It was probably the first time maestros behind constructing prosthetic limbs received feedbacks directly from users. The Child Prosthetics Research Collaboration was an initiative funded by UK’s National Institute for Health Research (NIHR), in which children with the needs for prosthetic limbs are giving feedbacks to academics and manufacturers, to ensure present prosthetics are more user-friendly at home, schools and playground setting.
Technology allows us to get our hands dirty on more information and connects people with similar interests together. It is also gradually bringing down the ivory tower of medical professionals who have the knowledge and skills to decide the life and death of individuals. As reflected by the above example, researchers are no longer hiding behind laboratories, rather they are actively engaging with those who will eventually benefit from the research results.

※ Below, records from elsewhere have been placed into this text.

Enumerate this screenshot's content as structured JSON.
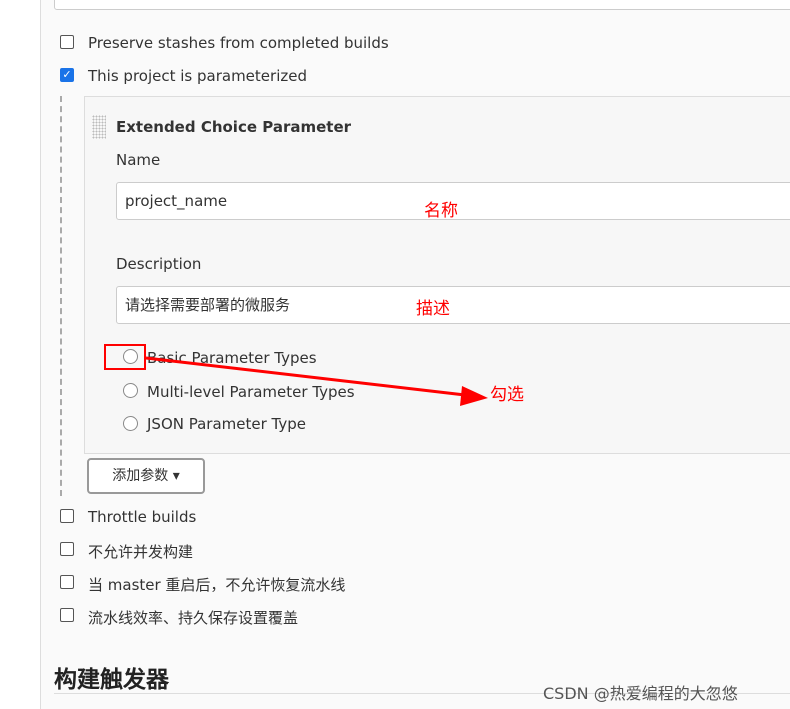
{
  "options": {
    "preserve_stashes": {
      "label": "Preserve stashes from completed builds",
      "checked": false
    },
    "parameterized": {
      "label": "This project is parameterized",
      "checked": true
    },
    "throttle": {
      "label": "Throttle builds",
      "checked": false
    },
    "no_concurrent": {
      "label": "不允许并发构建",
      "checked": false
    },
    "no_resume": {
      "label": "当 master 重启后，不允许恢复流水线",
      "checked": false
    },
    "durability": {
      "label": "流水线效率、持久保存设置覆盖",
      "checked": false
    }
  },
  "param": {
    "title": "Extended Choice Parameter",
    "name_label": "Name",
    "name_value": "project_name",
    "desc_label": "Description",
    "desc_value": "请选择需要部署的微服务",
    "radios": [
      "Basic Parameter Types",
      "Multi-level Parameter Types",
      "JSON Parameter Type"
    ]
  },
  "add_button": "添加参数",
  "section_title": "构建触发器",
  "annotations": {
    "name": "名称",
    "desc": "描述",
    "select": "勾选",
    "color": "#ff0000"
  },
  "watermark": "CSDN @热爱编程的大忽悠"
}
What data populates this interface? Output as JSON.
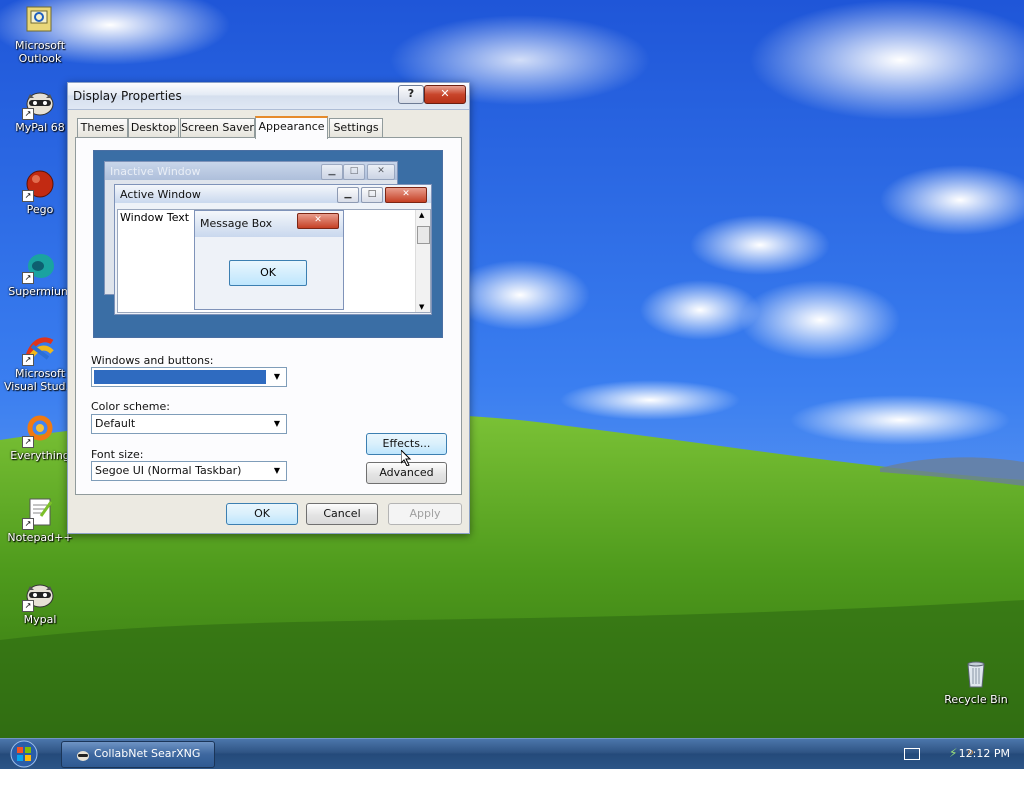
{
  "desktop": {
    "icons": [
      {
        "label": "Microsoft Outlook",
        "icon": "outlook-icon"
      },
      {
        "label": "MyPal 68",
        "icon": "mypal-raccoon-icon"
      },
      {
        "label": "Pego",
        "icon": "pego-red-ball-icon"
      },
      {
        "label": "Supermium",
        "icon": "supermium-icon"
      },
      {
        "label": "Microsoft Visual Stud...",
        "icon": "visual-studio-icon"
      },
      {
        "label": "Everything",
        "icon": "everything-search-icon"
      },
      {
        "label": "Notepad++",
        "icon": "notepadpp-icon"
      },
      {
        "label": "Mypal",
        "icon": "mypal-raccoon-icon"
      },
      {
        "label": "Recycle Bin",
        "icon": "recycle-bin-icon"
      }
    ]
  },
  "dialog": {
    "title": "Display Properties",
    "help_label": "?",
    "close_label": "✕",
    "tabs": [
      "Themes",
      "Desktop",
      "Screen Saver",
      "Appearance",
      "Settings"
    ],
    "active_tab": "Appearance",
    "preview": {
      "inactive_title": "Inactive Window",
      "active_title": "Active Window",
      "window_text": "Window Text",
      "message_box_title": "Message Box",
      "message_box_ok": "OK"
    },
    "windows_buttons_label": "Windows and buttons:",
    "windows_buttons_value": "",
    "color_scheme_label": "Color scheme:",
    "color_scheme_value": "Default",
    "font_size_label": "Font size:",
    "font_size_value": "Segoe UI (Normal Taskbar)",
    "effects_label": "Effects...",
    "advanced_label": "Advanced",
    "ok_label": "OK",
    "cancel_label": "Cancel",
    "apply_label": "Apply"
  },
  "taskbar": {
    "task_label": "CollabNet SearXNG ...",
    "clock": "12:12 PM",
    "tray_icons": [
      "keyboard-icon",
      "network-icon",
      "search-icon"
    ]
  },
  "colors": {
    "desktop_preview": "#3a6ea5",
    "active_title": "#2b6cc4",
    "tab_highlight": "#e68b2c"
  }
}
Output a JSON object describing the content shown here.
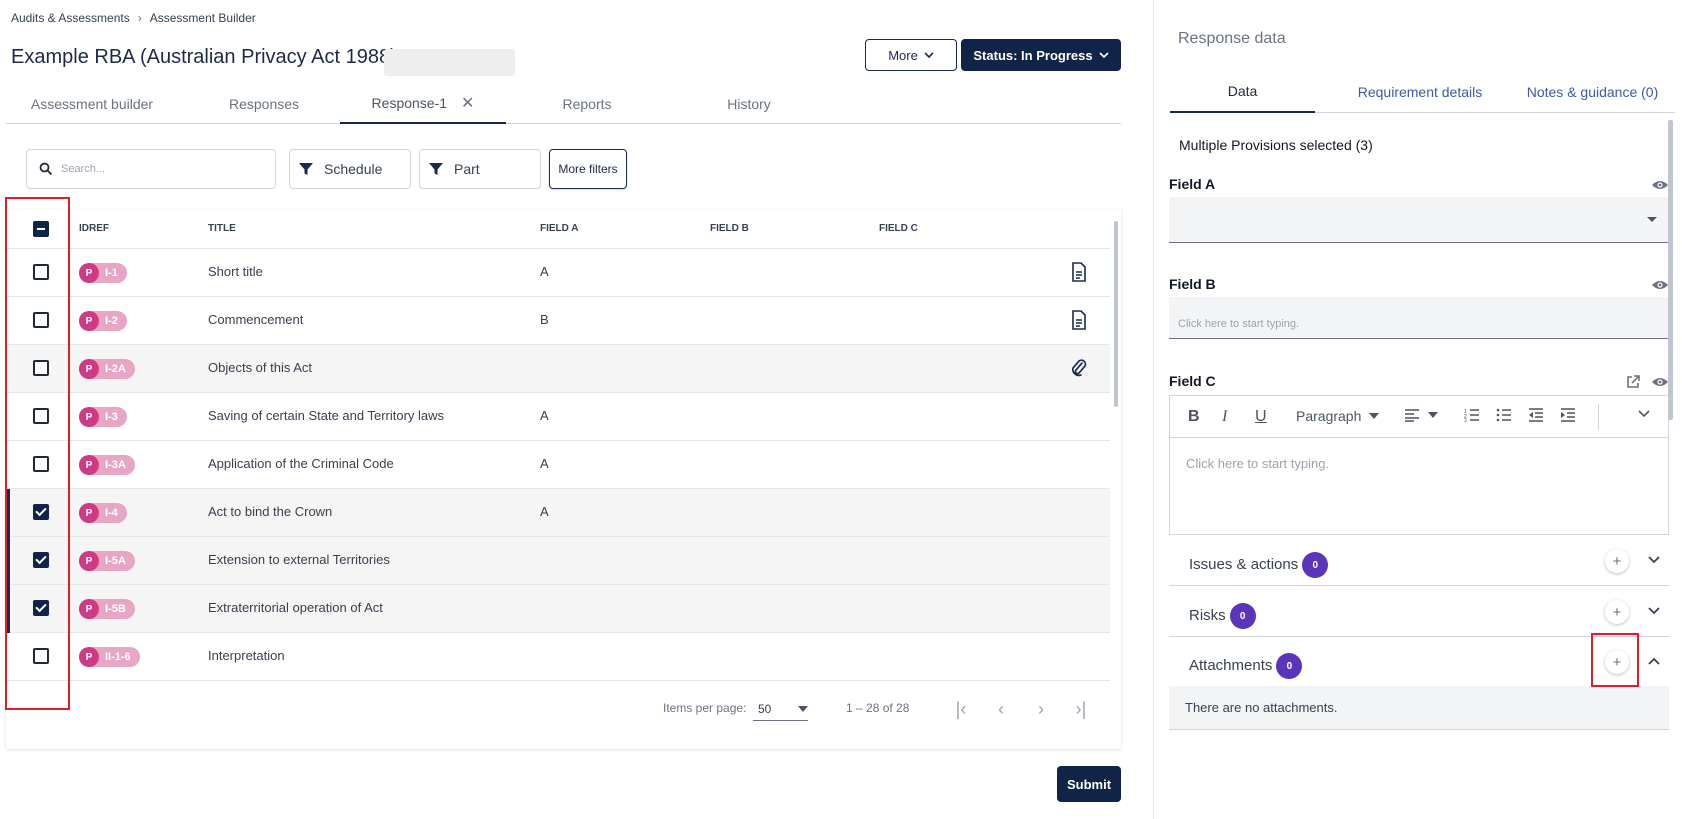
{
  "breadcrumb": {
    "root": "Audits & Assessments",
    "current": "Assessment Builder"
  },
  "page_title": "Example RBA (Australian Privacy Act 1988)",
  "header": {
    "more_label": "More",
    "status_label": "Status: In Progress"
  },
  "tabs": [
    {
      "label": "Assessment builder"
    },
    {
      "label": "Responses"
    },
    {
      "label": "Response-1"
    },
    {
      "label": "Reports"
    },
    {
      "label": "History"
    }
  ],
  "search": {
    "placeholder": "Search..."
  },
  "filters": {
    "schedule": "Schedule",
    "part": "Part",
    "more_filters": "More filters"
  },
  "table": {
    "headers": {
      "idref": "IDREF",
      "title": "TITLE",
      "field_a": "FIELD A",
      "field_b": "FIELD B",
      "field_c": "FIELD C"
    },
    "chip_prefix": "P",
    "rows": [
      {
        "id": "I-1",
        "title": "Short title",
        "field_a": "A",
        "checked": false,
        "icon": "document-icon"
      },
      {
        "id": "I-2",
        "title": "Commencement",
        "field_a": "B",
        "checked": false,
        "icon": "document-icon"
      },
      {
        "id": "I-2A",
        "title": "Objects of this Act",
        "field_a": "",
        "checked": false,
        "icon": "paperclip-icon"
      },
      {
        "id": "I-3",
        "title": "Saving of certain State and Territory laws",
        "field_a": "A",
        "checked": false,
        "icon": ""
      },
      {
        "id": "I-3A",
        "title": "Application of the Criminal Code",
        "field_a": "A",
        "checked": false,
        "icon": ""
      },
      {
        "id": "I-4",
        "title": "Act to bind the Crown",
        "field_a": "A",
        "checked": true,
        "icon": ""
      },
      {
        "id": "I-5A",
        "title": "Extension to external Territories",
        "field_a": "",
        "checked": true,
        "icon": ""
      },
      {
        "id": "I-5B",
        "title": "Extraterritorial operation of Act",
        "field_a": "",
        "checked": true,
        "icon": ""
      },
      {
        "id": "II-1-6",
        "title": "Interpretation",
        "field_a": "",
        "checked": false,
        "icon": ""
      }
    ]
  },
  "pager": {
    "items_per_page_label": "Items per page:",
    "items_per_page": "50",
    "range": "1 – 28 of 28"
  },
  "submit_label": "Submit",
  "response_panel": {
    "title": "Response data",
    "tabs": [
      {
        "label": "Data"
      },
      {
        "label": "Requirement details"
      },
      {
        "label": "Notes & guidance (0)"
      }
    ],
    "multi_selected": "Multiple Provisions selected (3)",
    "field_a": {
      "label": "Field A"
    },
    "field_b": {
      "label": "Field B",
      "placeholder": "Click here to start typing."
    },
    "field_c": {
      "label": "Field C",
      "paragraph": "Paragraph",
      "placeholder": "Click here to start typing."
    },
    "sections": [
      {
        "label": "Issues & actions",
        "count": "0"
      },
      {
        "label": "Risks",
        "count": "0"
      },
      {
        "label": "Attachments",
        "count": "0"
      }
    ],
    "attachments_empty": "There are no attachments."
  },
  "colors": {
    "navy": "#0f2447",
    "chip_dark": "#cf3a84",
    "chip_light": "#e8a6c6",
    "badge": "#5b35b9",
    "highlight": "#e11d2a"
  }
}
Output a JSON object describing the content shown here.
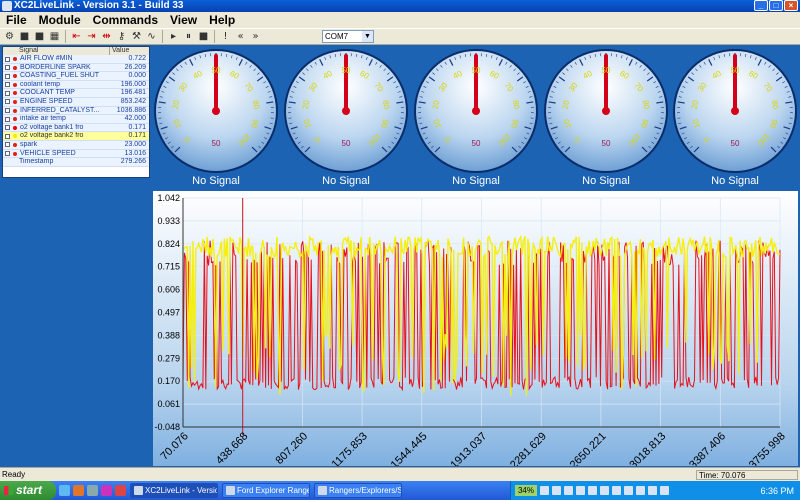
{
  "window": {
    "title": "XC2LiveLink - Version 3.1 - Build 33"
  },
  "menu": [
    "File",
    "Module",
    "Commands",
    "View",
    "Help"
  ],
  "toolbar": {
    "com_port": "COM7"
  },
  "signals": {
    "header": {
      "signal": "Signal",
      "value": "Value"
    },
    "rows": [
      {
        "name": "AIR FLOW #MIN",
        "value": "0.722",
        "dot": "#d21"
      },
      {
        "name": "BORDERLINE SPARK",
        "value": "26.209",
        "dot": "#d21"
      },
      {
        "name": "COASTING_FUEL SHUT",
        "value": "0.000",
        "dot": "#d21"
      },
      {
        "name": "coolant temp",
        "value": "196.000",
        "dot": "#d21"
      },
      {
        "name": "COOLANT TEMP",
        "value": "196.481",
        "dot": "#d21"
      },
      {
        "name": "ENGINE SPEED",
        "value": "853.242",
        "dot": "#d21"
      },
      {
        "name": "INFERRED_CATALYST...",
        "value": "1036.886",
        "dot": "#d21"
      },
      {
        "name": "intake air temp",
        "value": "42.000",
        "dot": "#d21"
      },
      {
        "name": "o2 voltage bank1 fro",
        "value": "0.171",
        "dot": "#e00"
      },
      {
        "name": "o2 voltage bank2 fro",
        "value": "0.171",
        "dot": "#ee0"
      },
      {
        "name": "spark",
        "value": "23.000",
        "dot": "#d21"
      },
      {
        "name": "VEHICLE SPEED",
        "value": "13.016",
        "dot": "#d21"
      },
      {
        "name": "Timestamp",
        "value": "279.266",
        "dot": ""
      }
    ]
  },
  "gauges": {
    "ticks": [
      "0",
      "10",
      "20",
      "30",
      "40",
      "50",
      "60",
      "70",
      "80",
      "90",
      "100"
    ],
    "unit": "50",
    "status": "No Signal"
  },
  "chart_data": {
    "type": "line",
    "y_ticks": [
      "1.042",
      "0.933",
      "0.824",
      "0.715",
      "0.606",
      "0.497",
      "0.388",
      "0.279",
      "0.170",
      "0.061",
      "-0.048"
    ],
    "ylim": [
      -0.048,
      1.042
    ],
    "x_ticks": [
      "70.076",
      "438.668",
      "807.260",
      "1175.853",
      "1544.445",
      "1913.037",
      "2281.629",
      "2650.221",
      "3018.813",
      "3387.406",
      "3755.998"
    ],
    "xlim": [
      70.076,
      3755.998
    ],
    "series": [
      {
        "name": "o2 voltage bank1 fro",
        "color": "#e8101a"
      },
      {
        "name": "o2 voltage bank2 fro",
        "color": "#f5ef10"
      }
    ],
    "cursor_x": 438.668
  },
  "status": {
    "text": "Ready",
    "time": "Time: 70.076"
  },
  "taskbar": {
    "start": "start",
    "tasks": [
      "XC2LiveLink - Version ...",
      "Ford Explorer Ranger...",
      "Rangers/Explorers/S..."
    ],
    "battery": "34%",
    "clock": "6:36 PM"
  }
}
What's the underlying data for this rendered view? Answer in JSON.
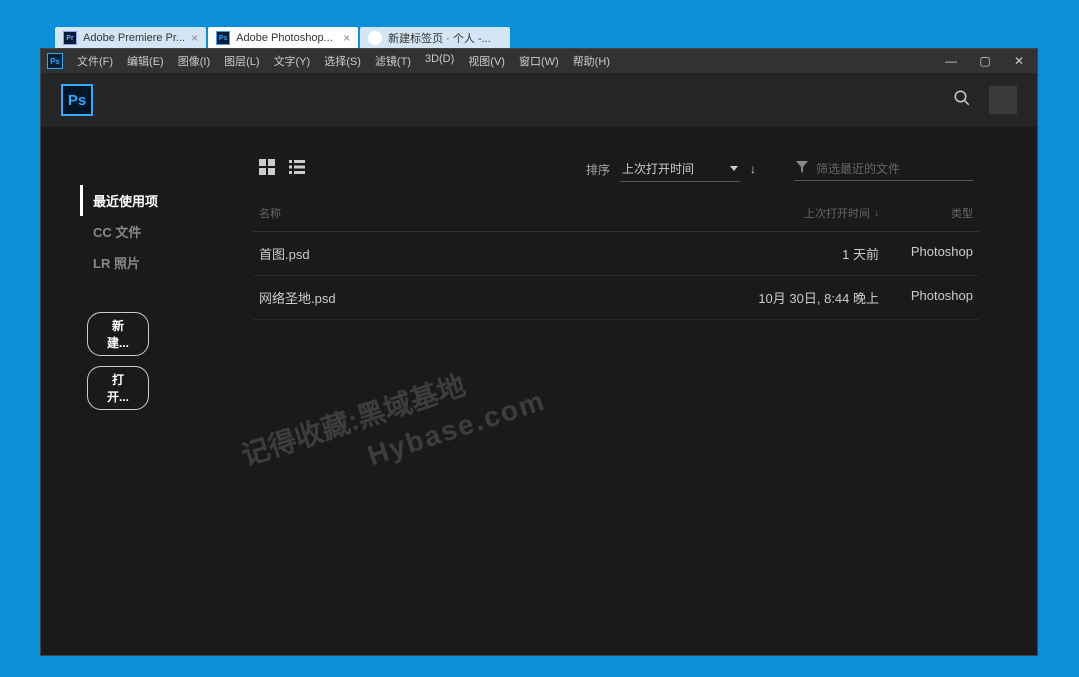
{
  "browser_tabs": [
    {
      "icon": "Pr",
      "title": "Adobe Premiere Pr..."
    },
    {
      "icon": "Ps",
      "title": "Adobe Photoshop..."
    },
    {
      "icon": "●",
      "title": "新建标签页 · 个人 -..."
    }
  ],
  "menu": [
    "文件(F)",
    "编辑(E)",
    "图像(I)",
    "图层(L)",
    "文字(Y)",
    "选择(S)",
    "滤镜(T)",
    "3D(D)",
    "视图(V)",
    "窗口(W)",
    "帮助(H)"
  ],
  "ps_logo_text": "Ps",
  "sidebar": {
    "items": [
      "最近使用项",
      "CC 文件",
      "LR 照片"
    ],
    "buttons": {
      "new": "新建...",
      "open": "打开..."
    }
  },
  "toolbar": {
    "sort_label": "排序",
    "sort_value": "上次打开时间",
    "filter_placeholder": "筛选最近的文件"
  },
  "table": {
    "headers": {
      "name": "名称",
      "date": "上次打开时间",
      "type": "类型"
    },
    "rows": [
      {
        "name": "首图.psd",
        "date": "1 天前",
        "type": "Photoshop"
      },
      {
        "name": "网络圣地.psd",
        "date": "10月 30日, 8:44 晚上",
        "type": "Photoshop"
      }
    ]
  },
  "watermark": {
    "line1": "记得收藏:黑域基地",
    "line2": "Hybase.com"
  }
}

A provider/patient power struggle?
Likewise for medicine, which is getting more personalized progressively. As patients get more power, we can’t help but wonder will patients, one day, pressure doctors to use certain medications because they knew of someone with similar condition recovered as a result. On the other hand, will doctors unintentionally persuade patients to give up certain treatments because the machine learning algorithm says “its success rate is below 50%”.
Recently, social media have been accused to have disturbed the flow of clinical trials as some participants openly discussed their experiences online and even guessed if they were in the control or experimental group. Technology is slowly changing the face of medicine, in a way which no one has foreseen before. Moreover, decentralizing medicine is perhaps, one of the many futures we are likely to expect. For the rest, we shall leave it to the experts’ to share their thoughts.
Session Focus: AI in Medicine: Future State
When: Saturday, December 15th 2018 (08:00-09:00)
A session to brainstorm what are some the future developments AI will bring to medicine. Also, which areas should we start focusing now.
Attendees will gain the following knowledge:
An insight into the many possibilities of artificial intelligence in medicine in near future and how will each of them changes the present relationship between patients and medical professionals.
Review previous trends in adopting technology into medicine; how does that changed the industry and how will technology unfolds the present situation.
Discuss the pros and cons of AI in medicine; what are some of the possible risks which may emerge as AI gets more involved.
Benefit from the first-hand information and views given by experts actively advocating the change.
Anthony Chang, Chief Intelligence and Innovation Officer, CHOC and Founder of AIMed, USA
Jack Hidary, Chairman, Hidary Foundation, USA
Geoffrey W. Rutledge, Chief Medical Officer & Co-founder, HealthTap, USA
Jack Po, Product Manager, Google, USA
You can sign up for this session here.